3 years ago

Development of functional ectopic compound eyes in scarabaeid beetles by knockdown of orthodenticle [Evolution]

Development of functional ectopic compound eyes in scarabaeid beetles by knockdown of orthodenticle [Evolution]
Anna L. M. Macagno, Armin P. Moczek, Hannah A. Busey, Eduardo E. Zattara

Complex traits like limbs, brains, or eyes form through coordinated integration of diverse cell fates across developmental space and time, yet understanding how complexity and integration emerge from uniform, undifferentiated precursor tissues remains limited. Here, we use ectopic eye formation as a paradigm to investigate the emergence and integration of novel complex structures following massive ontogenetic perturbation. We show that down-regulation via RNAi of a single head patterning gene—orthodenticle—induces ectopic structures externally resembling compound eyes at the middorsal adult head of both basal and derived scarabaeid beetle species (Onthophagini and Oniticellini). Scanning electron microscopy documents ommatidial organization of these induced structures, while immunohistochemistry reveals the presence of rudimentary ommatidial lenses, crystalline cones, and associated neural-like tissue within them. Further, RNA-sequencing experiments show that after orthodenticle down-regulation, the transcriptional signature of the middorsal head—the location of ectopic eye induction—converges onto that of regular compound eyes, including up-regulation of several retina-specific genes.
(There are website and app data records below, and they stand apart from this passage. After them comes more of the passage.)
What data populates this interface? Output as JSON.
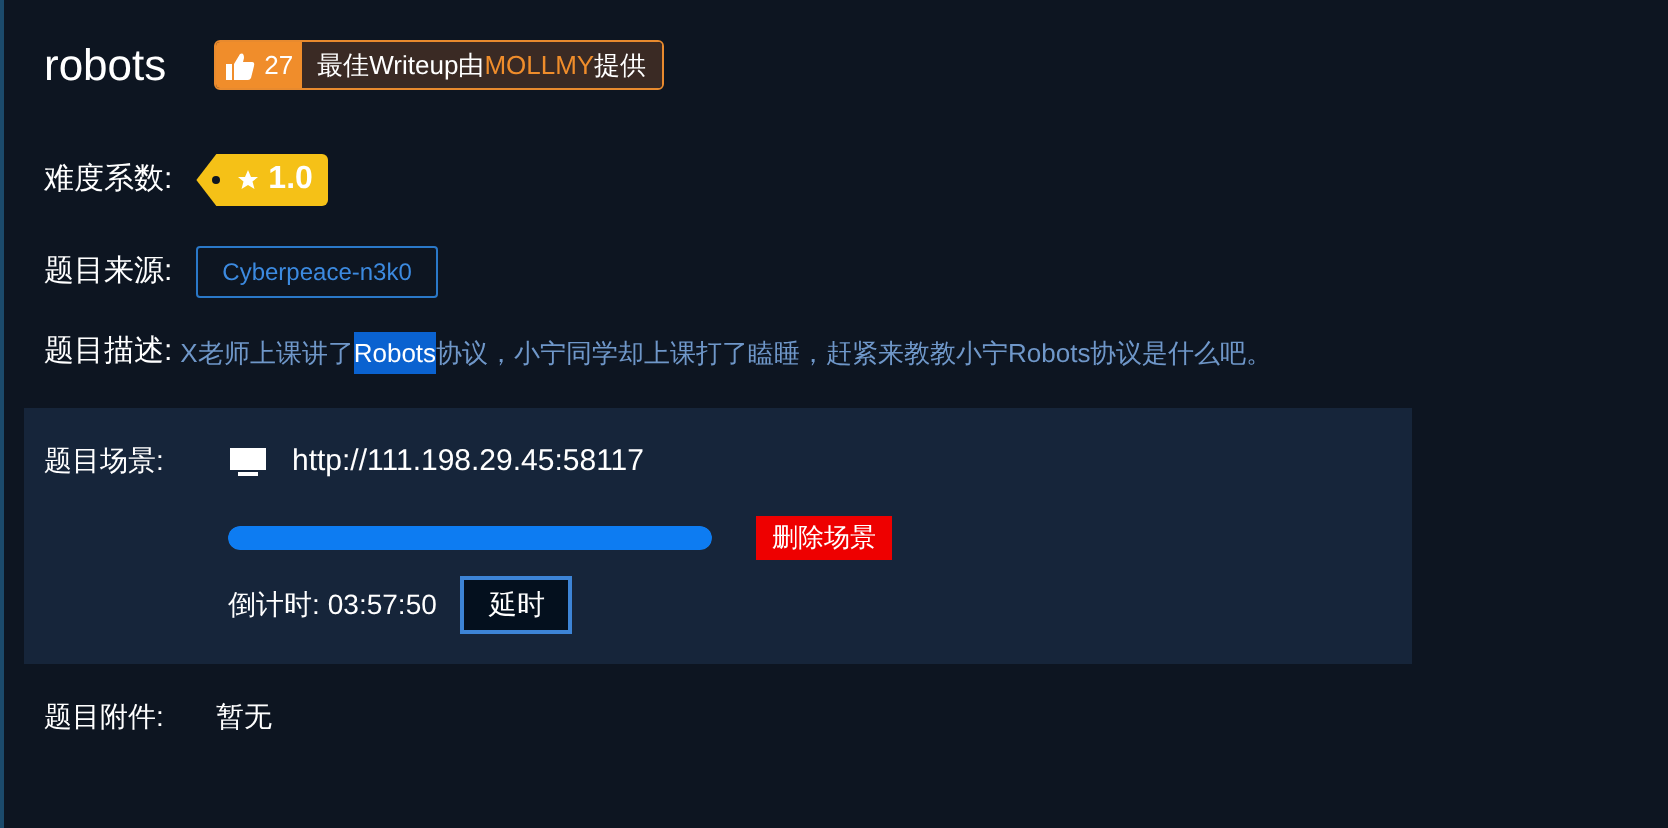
{
  "title": "robots",
  "likes": {
    "count": "27",
    "text_before": "最佳Writeup由",
    "author": "MOLLMY",
    "text_after": "提供"
  },
  "difficulty": {
    "label": "难度系数:",
    "value": "1.0"
  },
  "source": {
    "label": "题目来源:",
    "value": "Cyberpeace-n3k0"
  },
  "description": {
    "label": "题目描述:",
    "segments": [
      {
        "text": "X老师上课讲了",
        "highlighted": false
      },
      {
        "text": "Robots",
        "highlighted": true
      },
      {
        "text": "协议，小宁同学却上课打了瞌睡，赶紧来教教小宁Robots协议是什么吧。",
        "highlighted": false
      }
    ]
  },
  "scene": {
    "label": "题目场景:",
    "url": "http://111.198.29.45:58117",
    "progress": {
      "level": 1
    },
    "delete_button": "删除场景",
    "countdown_label": "倒计时:",
    "countdown": "03:57:50",
    "extend_button": "延时"
  },
  "attachments": {
    "label": "题目附件:",
    "value": "暂无"
  }
}
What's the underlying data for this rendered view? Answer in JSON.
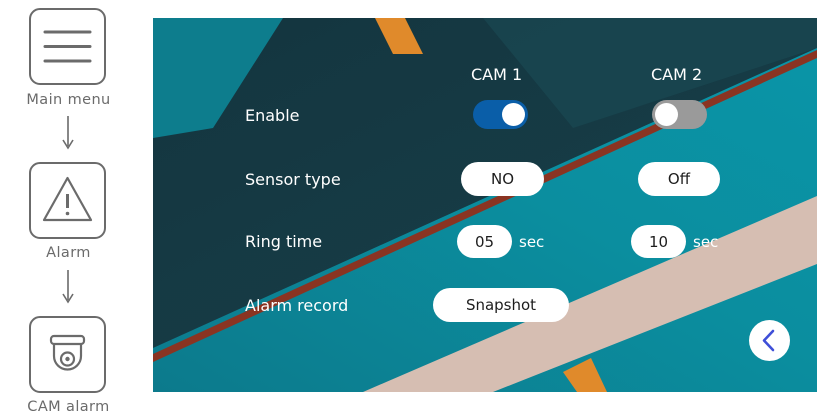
{
  "flow": {
    "steps": [
      {
        "label": "Main menu",
        "icon": "menu-icon"
      },
      {
        "label": "Alarm",
        "icon": "warning-icon"
      },
      {
        "label": "CAM alarm",
        "icon": "dome-camera-icon"
      }
    ]
  },
  "screen": {
    "columns": [
      "CAM 1",
      "CAM 2"
    ],
    "rows": {
      "enable": {
        "label": "Enable",
        "cam1": true,
        "cam2": false
      },
      "sensor_type": {
        "label": "Sensor type",
        "cam1": "NO",
        "cam2": "Off"
      },
      "ring_time": {
        "label": "Ring time",
        "cam1": "05",
        "cam2": "10",
        "unit": "sec"
      },
      "alarm_record": {
        "label": "Alarm record",
        "value": "Snapshot"
      }
    },
    "back_button_icon": "chevron-left-icon",
    "colors": {
      "toggle_on": "#0a5ea8",
      "toggle_off": "#9a9a9a",
      "back_chevron": "#3f4fd8"
    }
  }
}
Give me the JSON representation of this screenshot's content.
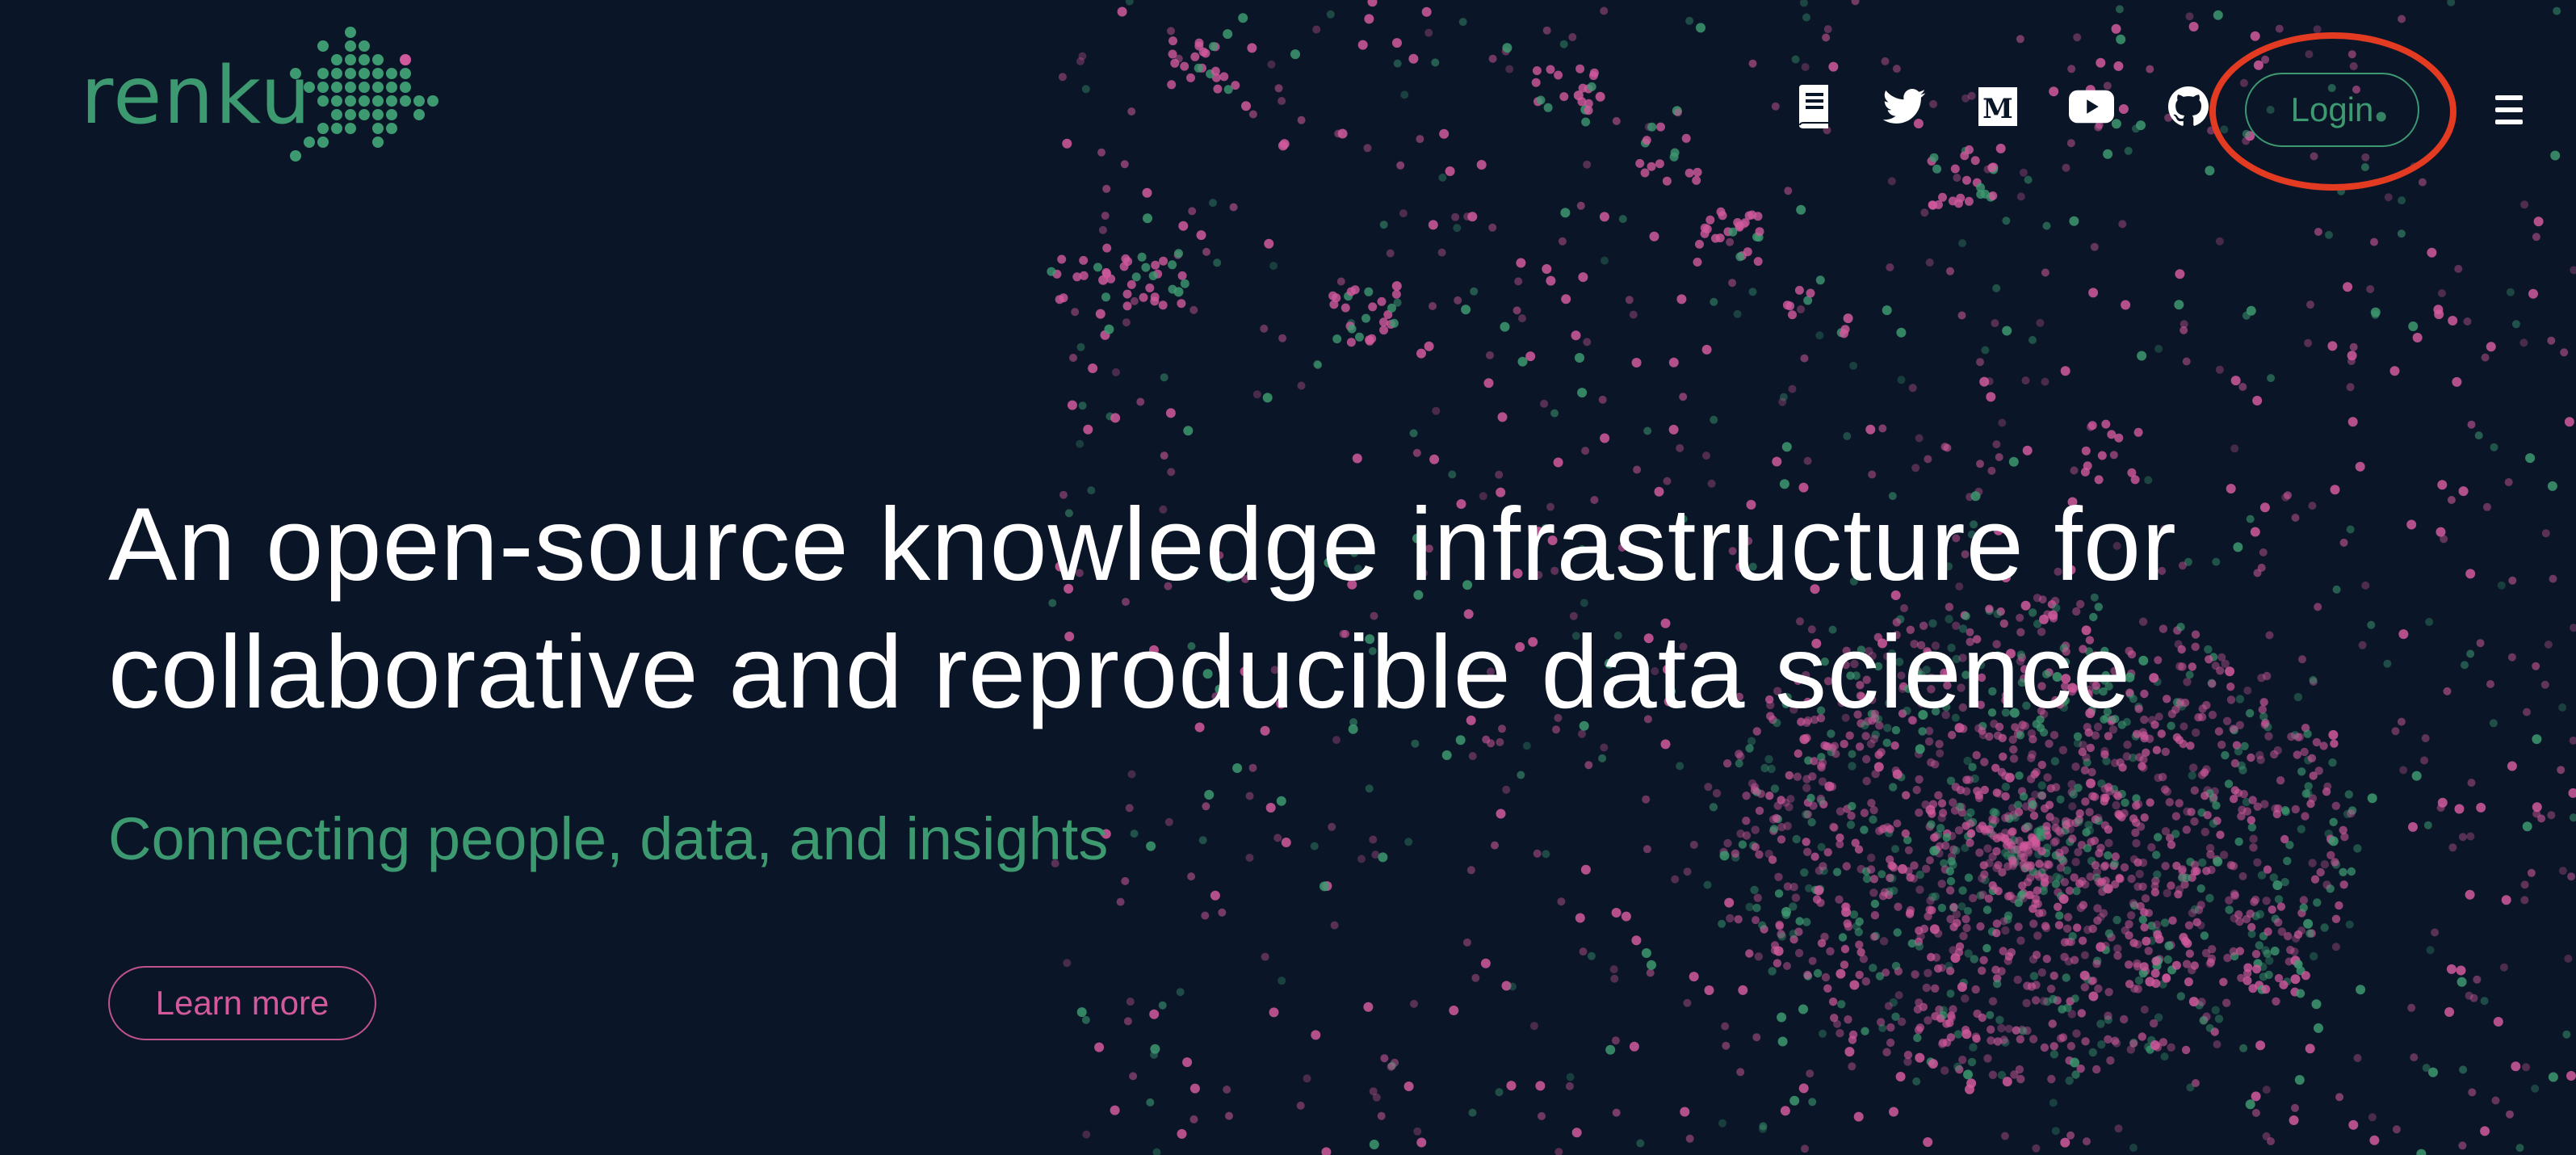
{
  "brand": {
    "name": "renku",
    "primary_color": "#3d9970",
    "accent_color": "#d1599c",
    "background_color": "#0a1628"
  },
  "header": {
    "icons": [
      {
        "name": "book-icon",
        "label": "Documentation"
      },
      {
        "name": "twitter-icon",
        "label": "Twitter"
      },
      {
        "name": "medium-icon",
        "label": "Medium"
      },
      {
        "name": "youtube-icon",
        "label": "YouTube"
      },
      {
        "name": "github-icon",
        "label": "GitHub"
      }
    ],
    "login_label": "Login",
    "menu_icon": "hamburger-menu-icon"
  },
  "hero": {
    "title_line1": "An open-source knowledge infrastructure for",
    "title_line2": "collaborative and reproducible data science",
    "subtitle": "Connecting people, data, and insights",
    "cta_label": "Learn more"
  },
  "annotation": {
    "highlight_color": "#e33a22",
    "highlight_target": "login-button"
  }
}
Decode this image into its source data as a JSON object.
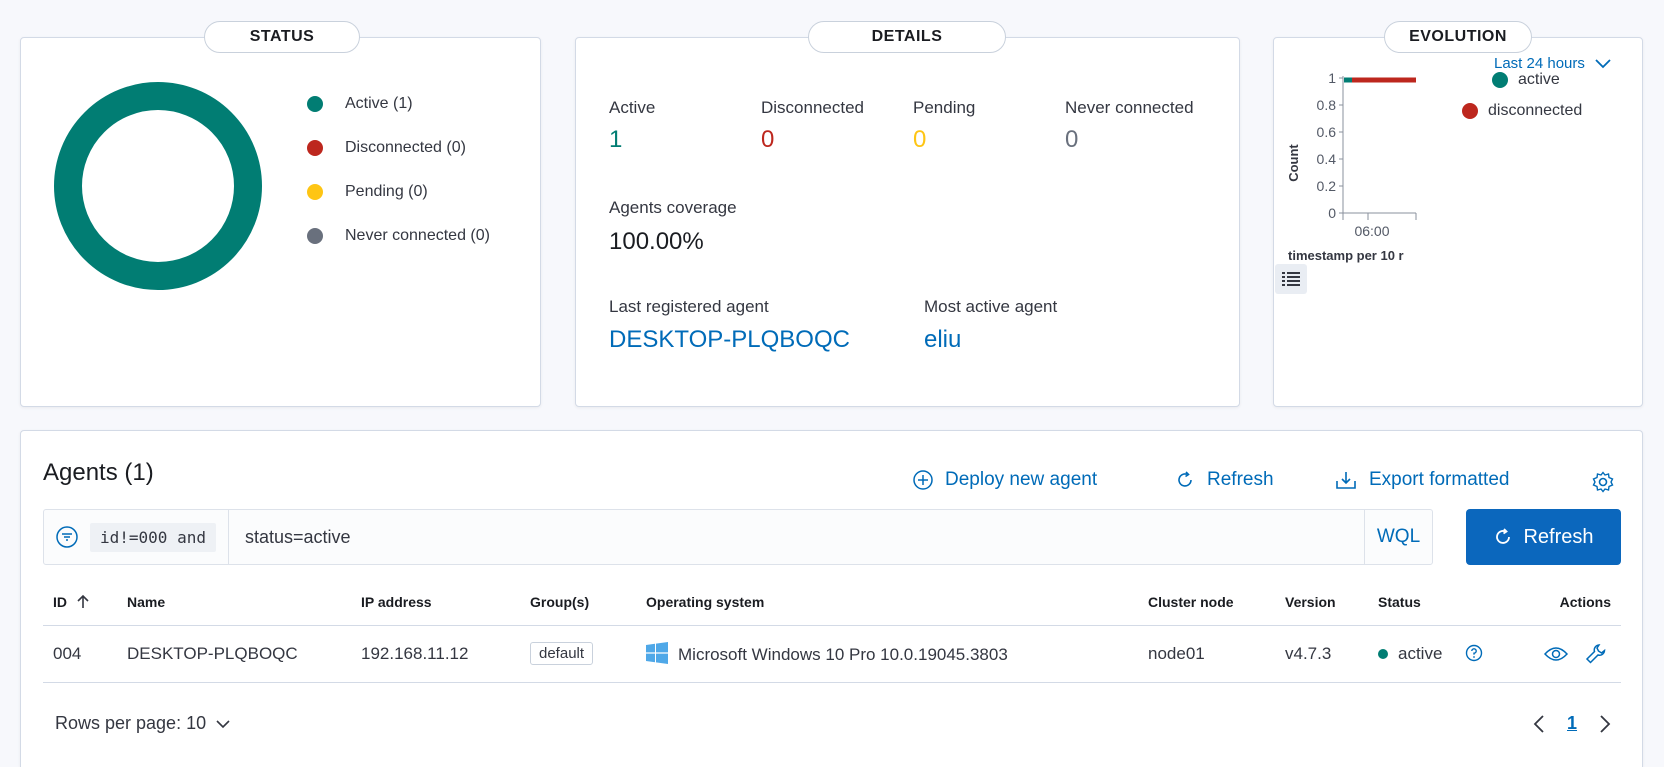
{
  "status": {
    "title": "STATUS",
    "legend": [
      {
        "label": "Active (1)",
        "color": "#017d73"
      },
      {
        "label": "Disconnected (0)",
        "color": "#bd271e"
      },
      {
        "label": "Pending (0)",
        "color": "#fec514"
      },
      {
        "label": "Never connected (0)",
        "color": "#69707d"
      }
    ],
    "donut_color": "#017d73"
  },
  "details": {
    "title": "DETAILS",
    "active_label": "Active",
    "active_value": "1",
    "disconnected_label": "Disconnected",
    "disconnected_value": "0",
    "pending_label": "Pending",
    "pending_value": "0",
    "never_label": "Never connected",
    "never_value": "0",
    "coverage_label": "Agents coverage",
    "coverage_value": "100.00%",
    "last_registered_label": "Last registered agent",
    "last_registered_value": "DESKTOP-PLQBOQC",
    "most_active_label": "Most active agent",
    "most_active_value": "eliu"
  },
  "evolution": {
    "title": "EVOLUTION",
    "range": "Last 24 hours",
    "y_label": "Count",
    "x_label": "timestamp per 10 r",
    "y_ticks": [
      "1",
      "0.8",
      "0.6",
      "0.4",
      "0.2",
      "0"
    ],
    "x_tick": "06:00",
    "legend": [
      {
        "label": "active",
        "color": "#017d73"
      },
      {
        "label": "disconnected",
        "color": "#bd271e"
      }
    ]
  },
  "agents": {
    "title": "Agents (1)",
    "deploy_label": "Deploy new agent",
    "refresh_label": "Refresh",
    "export_label": "Export formatted",
    "query_prefix": "id!=000 and",
    "query_value": "status=active",
    "wql_label": "WQL",
    "refresh_button": "Refresh",
    "columns": {
      "id": "ID",
      "name": "Name",
      "ip": "IP address",
      "group": "Group(s)",
      "os": "Operating system",
      "node": "Cluster node",
      "version": "Version",
      "status": "Status",
      "actions": "Actions"
    },
    "rows": [
      {
        "id": "004",
        "name": "DESKTOP-PLQBOQC",
        "ip": "192.168.11.12",
        "group": "default",
        "os": "Microsoft Windows 10 Pro 10.0.19045.3803",
        "node": "node01",
        "version": "v4.7.3",
        "status": "active"
      }
    ],
    "rows_per_page": "Rows per page: 10",
    "page": "1"
  }
}
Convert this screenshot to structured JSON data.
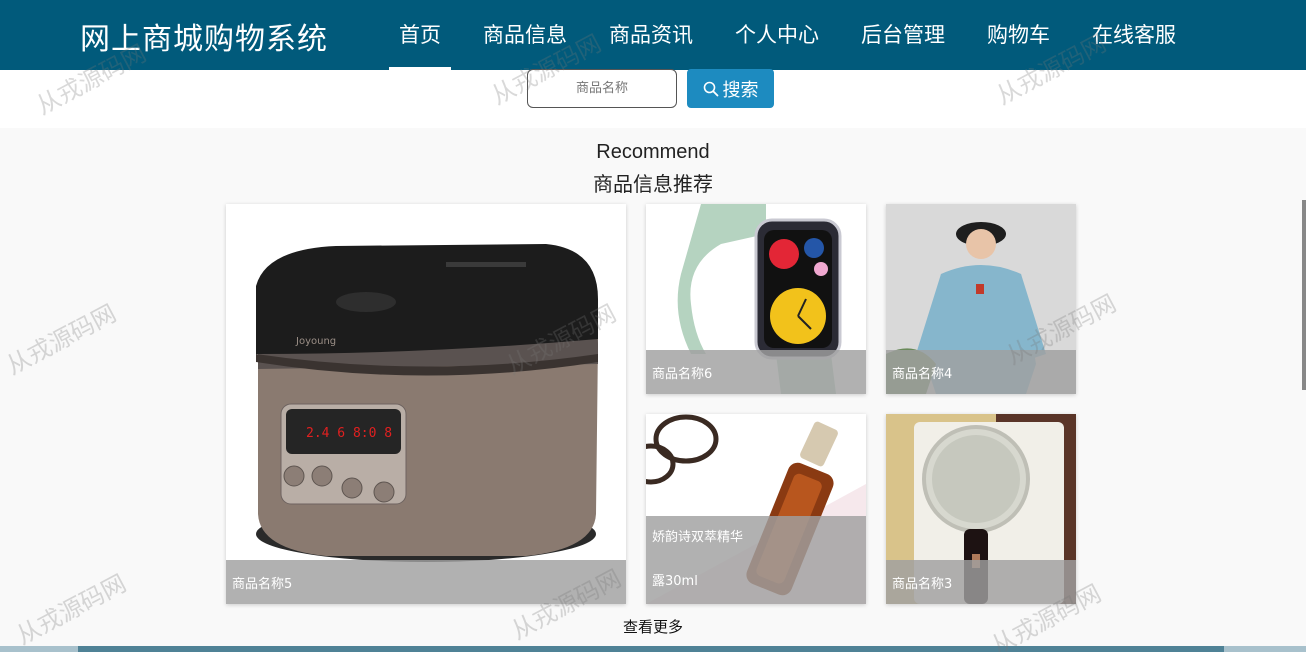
{
  "header": {
    "brand": "网上商城购物系统",
    "nav": [
      {
        "label": "首页",
        "active": true
      },
      {
        "label": "商品信息",
        "active": false
      },
      {
        "label": "商品资讯",
        "active": false
      },
      {
        "label": "个人中心",
        "active": false
      },
      {
        "label": "后台管理",
        "active": false
      },
      {
        "label": "购物车",
        "active": false
      },
      {
        "label": "在线客服",
        "active": false
      }
    ]
  },
  "search": {
    "placeholder": "商品名称",
    "button_label": "搜索",
    "button_icon": "search-icon"
  },
  "section": {
    "title_en": "Recommend",
    "title_cn": "商品信息推荐"
  },
  "products": [
    {
      "name": "商品名称5",
      "image": "rice-cooker"
    },
    {
      "name": "商品名称6",
      "image": "smart-watch"
    },
    {
      "name": "商品名称4",
      "image": "blue-hoodie"
    },
    {
      "name": "娇韵诗双萃精华露30ml",
      "name_line1": "娇韵诗双萃精华",
      "name_line2": "露30ml",
      "image": "serum-bottle"
    },
    {
      "name": "商品名称3",
      "image": "vanity-mirror"
    }
  ],
  "more_label": "查看更多",
  "watermark": "从戎源码网",
  "colors": {
    "header_bg": "#015a7b",
    "search_button": "#1d8bc0",
    "caption_bg": "#a0a0a0"
  }
}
Finally, a light-aversion behavioral assay to assess functionality reveals that ectopic compound eyes can rescue the ability to respond to visual stimuli when wild-type eyes are surgically removed. Combined, our results show that knockdown of a single gene is sufficient for the middorsal head to acquire the competence to ectopically generate a functional compound eye-like structure. These findings highlight the buffering capacity of developmental systems, allowing massive genetic perturbations to be channeled toward orderly and functional developmental outcomes, and render ectopic eye formation a widely accessible paradigm to study the evolution of complex systems.

You might also like
Never Miss Important Research

Researcher is an app designed by academics, for academics. Create a personalised feed in two minutes.
Choose from over 15,000 academics journals covering ten research areas then let Researcher deliver you papers tailored to your interests each day.

  • Download from Google Play
  • Download from App Store
  • Download from AppInChina

Researcher displays publicly available abstracts and doesn’t host any full article content. If the content is open access, we will direct clicks from the abstracts to the publisher website and display the PDF copy on our platform. Clicks to view the full text will be directed to the publisher website, where only users with subscriptions or access through their institution are able to view the full article.